The next morning we set out for the Apuan Alps, reversing the planned sequence of our itinerary.
The Orto di Donna, a patchwork of high-elevation meadows, dramatic peaks, and hornbeam forests, greeted us with a morning coffee and Bonelli’s Warblers; an Alpine Chough high overhead left no doubt that we had left the coastal lowlands for good. The local marble quarries, some of them in almost continuous operation since the days of the Romans, were quite active, and there was a certain excitement in watching the great creamy blocks and slabs making their way to artists and architects around the world.
A short stop at the Romanesque church of San Lorenzo turned into an impromptu tour offered by the sexton, who proudly showed us apparent fragments of Roman temples incorporated into the walls and pulled back the curtains to reveal works of art usually hidden from the public eye.
We hadn’t chosen a restaurant for lunch yet, so followed the suggestion to try the restaurant Rei della Macchia, felicitously named for the Eurasian Wren; it was a remarkably good choice, and some of us started to wonder whether the plates of delicious homemade pasta would ever stop arriving on the already groaning boards.
A nap might have been in order after such a heroic meal, but the canyons and caves of Equi Terme called.
Gray Wagtails haunted the rushing stream, and Crag Martins flycaught in front of the high cliffs, but for most of us, the moment most deeply etched into memory will be that of the strong cold draft issuing from the grotto on a warm, nearly hot, afternoon. On the way back to Castelnuovo, we stopped briefly at yet another Romanesque church, this time at Codiponte, where the capitals of the nave are ornamented with strange, even primitive carved figures of humans and fanciful beasts.
It was hard to believe the next morning that our tour was coming to a close; the gray, cool weather seemed to mimic our mood as we gathered at the bus, some of us wearing jackets for the first time in our ten days together. Soon enough, though, the clouds lifted and our spirits, too, and by the time we reached the fortified village of Castiglione di Garfagnana, it had become another bright, clear morning in Tuscany.
Castiglione was full of the common birds we’d come to know over the course of the tour, and we added great views of a foraging Common Redstart before our minibus continued its ascent of the Apennines.
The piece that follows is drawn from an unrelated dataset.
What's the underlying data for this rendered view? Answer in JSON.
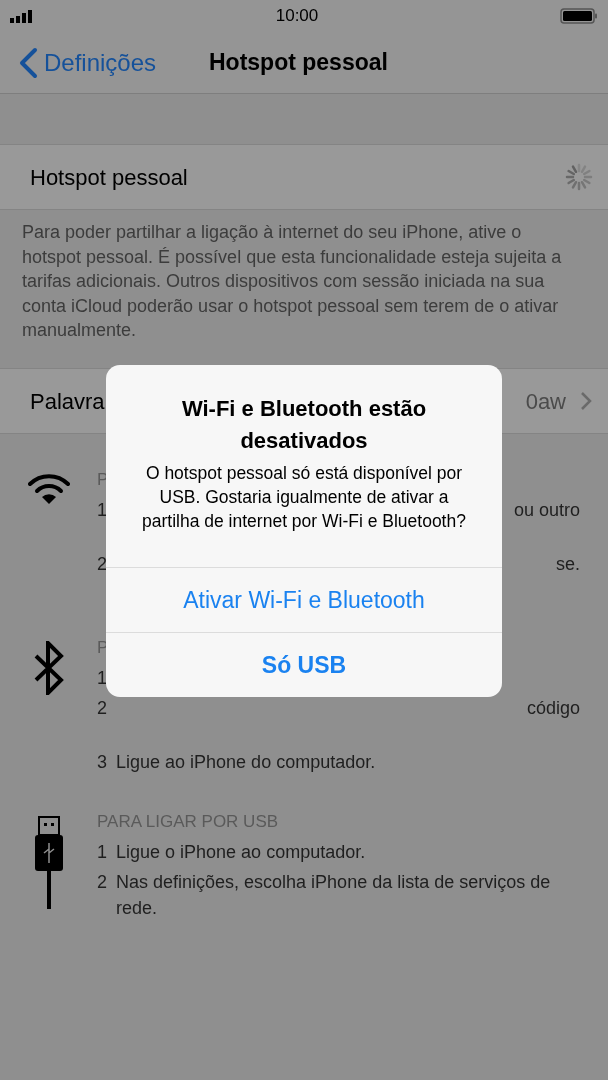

Our short walk on the high ridge above San Pellegrino took us along the border between Tuscany and Emilia-Romagna, a boundary that meant nothing to the Sky Larks and Tree Pipits lining our way.
We went as far as the Giro del Diavolo, where pious pilgrims still commemorate the saint’s encounter with the devil by depositing stones—sometimes quite large stones—on a pile that has been growing for centuries; our own contributions were more modest.
We spent a few minutes scanning the now blue skies from the promontory of San Pellegrino, then repaired to the village itself for one of the best lunches of the entire tour; the unassuming restaurant claims to have been offering refreshment to pilgrims and tourists without interruption for some eight centuries, and the secret of its success was evident in the extraordinary quality of the food that appeared before us.
We walked off our repast at Sasso Rosso, where a pair of Golden Eagles in uncomfortable possession of a cliffside ledge ducked and cringed under the pesky assault of an acrobatic Common Kestrel.
We returned to our hotel in the late afternoon, with time for packing and a short rest before assembling for our poolside checklist session and a final dinner (and our last gelato, alas).
I didn’t sleep well that last night in Italy.
This time, though, it was not anticipation but the rich replay of a thousand memories that kept me up, the same memories that already have me looking forward to the next chance to bird with all my new friends in a new landscape.